Look in the data below for the line that contains "Convert this screenshot". Copy that line and the remaining lines exactly.

Data records for software interfaces
= = = =
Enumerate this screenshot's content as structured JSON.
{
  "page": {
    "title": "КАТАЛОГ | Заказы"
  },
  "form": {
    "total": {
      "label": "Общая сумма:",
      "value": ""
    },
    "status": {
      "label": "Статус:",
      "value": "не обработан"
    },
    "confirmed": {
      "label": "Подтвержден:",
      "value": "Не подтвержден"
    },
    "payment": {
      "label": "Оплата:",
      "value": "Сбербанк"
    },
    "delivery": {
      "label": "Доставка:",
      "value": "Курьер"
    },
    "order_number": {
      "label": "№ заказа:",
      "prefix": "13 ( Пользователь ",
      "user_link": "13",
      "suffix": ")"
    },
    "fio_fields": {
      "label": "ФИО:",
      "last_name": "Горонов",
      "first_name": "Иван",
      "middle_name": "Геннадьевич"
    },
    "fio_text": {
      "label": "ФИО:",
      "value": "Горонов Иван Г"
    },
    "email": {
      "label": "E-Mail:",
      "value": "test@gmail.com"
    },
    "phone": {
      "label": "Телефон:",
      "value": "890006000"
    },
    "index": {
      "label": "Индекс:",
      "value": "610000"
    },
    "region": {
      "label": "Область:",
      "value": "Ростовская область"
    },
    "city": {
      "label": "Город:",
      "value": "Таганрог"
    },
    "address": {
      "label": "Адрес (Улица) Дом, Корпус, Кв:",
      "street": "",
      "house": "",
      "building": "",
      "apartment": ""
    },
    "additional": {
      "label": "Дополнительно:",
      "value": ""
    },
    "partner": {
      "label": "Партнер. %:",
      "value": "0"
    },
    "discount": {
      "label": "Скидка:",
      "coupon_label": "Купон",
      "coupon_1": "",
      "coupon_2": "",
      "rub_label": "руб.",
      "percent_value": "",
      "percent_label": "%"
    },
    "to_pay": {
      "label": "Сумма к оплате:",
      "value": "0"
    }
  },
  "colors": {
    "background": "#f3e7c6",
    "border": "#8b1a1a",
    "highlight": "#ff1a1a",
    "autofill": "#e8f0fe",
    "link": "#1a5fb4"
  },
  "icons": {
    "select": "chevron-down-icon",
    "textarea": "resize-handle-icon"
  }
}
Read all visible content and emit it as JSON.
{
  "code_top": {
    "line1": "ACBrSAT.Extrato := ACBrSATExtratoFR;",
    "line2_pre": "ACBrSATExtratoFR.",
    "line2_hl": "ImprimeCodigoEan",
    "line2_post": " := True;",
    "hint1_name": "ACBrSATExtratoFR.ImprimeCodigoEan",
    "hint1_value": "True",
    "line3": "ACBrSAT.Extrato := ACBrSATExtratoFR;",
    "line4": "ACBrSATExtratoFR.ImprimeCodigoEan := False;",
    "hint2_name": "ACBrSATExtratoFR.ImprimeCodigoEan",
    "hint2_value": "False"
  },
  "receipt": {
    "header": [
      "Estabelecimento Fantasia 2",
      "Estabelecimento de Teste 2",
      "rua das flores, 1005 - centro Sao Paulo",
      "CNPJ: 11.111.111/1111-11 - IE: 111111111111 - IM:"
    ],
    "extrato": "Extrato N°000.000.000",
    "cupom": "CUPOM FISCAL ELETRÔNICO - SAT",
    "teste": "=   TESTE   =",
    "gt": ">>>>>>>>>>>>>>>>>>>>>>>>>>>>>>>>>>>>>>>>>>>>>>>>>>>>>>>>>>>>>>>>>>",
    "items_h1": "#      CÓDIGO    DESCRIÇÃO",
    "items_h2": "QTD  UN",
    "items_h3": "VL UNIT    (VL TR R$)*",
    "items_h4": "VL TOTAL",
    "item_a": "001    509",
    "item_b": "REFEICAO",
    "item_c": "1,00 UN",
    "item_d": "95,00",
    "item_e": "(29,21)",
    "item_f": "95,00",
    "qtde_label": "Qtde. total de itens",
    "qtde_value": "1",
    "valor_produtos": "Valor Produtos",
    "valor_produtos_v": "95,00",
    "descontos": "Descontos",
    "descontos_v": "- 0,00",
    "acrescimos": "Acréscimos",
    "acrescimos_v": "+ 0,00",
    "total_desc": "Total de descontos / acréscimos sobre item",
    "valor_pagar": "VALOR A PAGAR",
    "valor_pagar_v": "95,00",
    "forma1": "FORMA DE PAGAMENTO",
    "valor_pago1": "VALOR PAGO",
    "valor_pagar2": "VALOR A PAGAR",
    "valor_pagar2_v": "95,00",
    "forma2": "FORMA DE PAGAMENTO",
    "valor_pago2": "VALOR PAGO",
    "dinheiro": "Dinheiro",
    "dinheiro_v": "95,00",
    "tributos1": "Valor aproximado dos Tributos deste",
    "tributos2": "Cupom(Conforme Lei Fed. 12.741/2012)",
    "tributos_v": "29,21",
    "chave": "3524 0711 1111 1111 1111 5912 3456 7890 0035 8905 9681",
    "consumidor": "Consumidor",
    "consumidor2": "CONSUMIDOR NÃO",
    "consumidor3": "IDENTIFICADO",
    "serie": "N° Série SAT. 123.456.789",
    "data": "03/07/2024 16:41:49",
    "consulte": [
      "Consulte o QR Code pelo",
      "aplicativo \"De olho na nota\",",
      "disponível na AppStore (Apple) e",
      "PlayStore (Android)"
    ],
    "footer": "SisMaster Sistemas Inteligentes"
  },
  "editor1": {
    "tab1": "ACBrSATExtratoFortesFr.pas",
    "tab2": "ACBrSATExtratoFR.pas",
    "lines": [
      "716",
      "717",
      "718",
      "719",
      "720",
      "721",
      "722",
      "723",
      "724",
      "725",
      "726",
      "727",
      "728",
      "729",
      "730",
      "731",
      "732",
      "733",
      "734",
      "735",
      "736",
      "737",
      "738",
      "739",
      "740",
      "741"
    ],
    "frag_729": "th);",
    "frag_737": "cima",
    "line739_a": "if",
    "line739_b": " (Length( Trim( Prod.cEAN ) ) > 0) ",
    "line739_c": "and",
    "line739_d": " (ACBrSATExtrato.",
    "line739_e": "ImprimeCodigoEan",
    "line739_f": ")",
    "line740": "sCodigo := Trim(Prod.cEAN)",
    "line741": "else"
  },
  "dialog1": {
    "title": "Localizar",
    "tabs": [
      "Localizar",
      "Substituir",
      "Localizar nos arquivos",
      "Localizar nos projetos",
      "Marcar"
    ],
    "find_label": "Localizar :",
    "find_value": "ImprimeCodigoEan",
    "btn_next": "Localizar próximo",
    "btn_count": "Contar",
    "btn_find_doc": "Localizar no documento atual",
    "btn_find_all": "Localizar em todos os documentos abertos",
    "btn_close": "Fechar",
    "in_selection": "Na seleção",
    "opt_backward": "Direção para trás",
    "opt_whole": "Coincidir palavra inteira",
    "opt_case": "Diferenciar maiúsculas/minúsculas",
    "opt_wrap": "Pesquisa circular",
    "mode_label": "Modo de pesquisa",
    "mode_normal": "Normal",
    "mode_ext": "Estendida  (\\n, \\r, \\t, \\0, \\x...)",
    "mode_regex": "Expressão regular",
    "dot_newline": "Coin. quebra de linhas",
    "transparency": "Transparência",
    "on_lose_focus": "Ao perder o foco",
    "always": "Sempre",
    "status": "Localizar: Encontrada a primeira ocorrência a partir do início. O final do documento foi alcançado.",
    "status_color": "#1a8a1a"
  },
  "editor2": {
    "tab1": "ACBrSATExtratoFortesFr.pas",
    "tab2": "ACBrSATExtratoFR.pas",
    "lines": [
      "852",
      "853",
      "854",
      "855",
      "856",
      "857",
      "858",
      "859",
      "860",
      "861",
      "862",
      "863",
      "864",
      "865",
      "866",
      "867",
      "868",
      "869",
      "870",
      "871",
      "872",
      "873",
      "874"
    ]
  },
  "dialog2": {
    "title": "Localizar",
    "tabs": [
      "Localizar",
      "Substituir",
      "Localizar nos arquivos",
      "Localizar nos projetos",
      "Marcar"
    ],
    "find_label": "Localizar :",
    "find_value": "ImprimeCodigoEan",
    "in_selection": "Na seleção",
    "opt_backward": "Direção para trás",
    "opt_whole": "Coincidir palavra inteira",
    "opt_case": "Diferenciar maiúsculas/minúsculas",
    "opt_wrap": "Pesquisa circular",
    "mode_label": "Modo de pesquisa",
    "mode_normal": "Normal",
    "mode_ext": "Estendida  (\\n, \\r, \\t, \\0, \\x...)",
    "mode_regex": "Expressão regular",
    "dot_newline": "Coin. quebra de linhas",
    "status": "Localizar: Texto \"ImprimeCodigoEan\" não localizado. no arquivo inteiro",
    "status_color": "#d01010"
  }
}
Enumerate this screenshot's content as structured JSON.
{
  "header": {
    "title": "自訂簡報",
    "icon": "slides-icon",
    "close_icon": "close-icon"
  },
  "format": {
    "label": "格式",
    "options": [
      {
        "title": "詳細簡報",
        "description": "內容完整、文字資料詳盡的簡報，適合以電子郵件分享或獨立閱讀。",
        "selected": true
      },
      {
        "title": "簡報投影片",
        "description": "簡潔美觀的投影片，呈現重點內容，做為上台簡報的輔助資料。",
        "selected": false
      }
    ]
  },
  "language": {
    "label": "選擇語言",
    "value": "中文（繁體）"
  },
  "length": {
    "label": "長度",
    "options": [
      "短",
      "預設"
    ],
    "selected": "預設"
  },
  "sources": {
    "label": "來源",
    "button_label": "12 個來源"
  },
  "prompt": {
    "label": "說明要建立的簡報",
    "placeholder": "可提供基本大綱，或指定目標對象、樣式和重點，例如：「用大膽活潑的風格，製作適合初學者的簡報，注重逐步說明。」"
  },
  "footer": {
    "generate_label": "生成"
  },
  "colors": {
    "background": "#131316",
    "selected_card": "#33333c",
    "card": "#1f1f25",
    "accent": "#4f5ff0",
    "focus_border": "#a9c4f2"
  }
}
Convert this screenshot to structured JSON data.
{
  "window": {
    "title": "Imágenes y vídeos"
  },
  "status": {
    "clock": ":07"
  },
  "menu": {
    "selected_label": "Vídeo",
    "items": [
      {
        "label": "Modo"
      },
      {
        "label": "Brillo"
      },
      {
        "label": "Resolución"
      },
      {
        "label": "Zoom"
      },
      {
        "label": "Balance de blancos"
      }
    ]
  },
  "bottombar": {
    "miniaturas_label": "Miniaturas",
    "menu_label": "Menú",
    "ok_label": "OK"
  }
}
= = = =
Exercise answer
Convert this screenshot to structured JSON data.
{
  "window": {
    "title": "Imágenes y vídeos"
  },
  "status": {
    "clock": ":07"
  },
  "menu": {
    "selected_label": "Vídeo",
    "items": [
      {
        "label": "Modo"
      },
      {
        "label": "Brillo"
      },
      {
        "label": "Resolución"
      },
      {
        "label": "Zoom"
      },
      {
        "label": "Balance de blancos"
      }
    ]
  },
  "bottombar": {
    "miniaturas_label": "Miniaturas",
    "menu_label": "Menú",
    "ok_label": "OK"
  }
}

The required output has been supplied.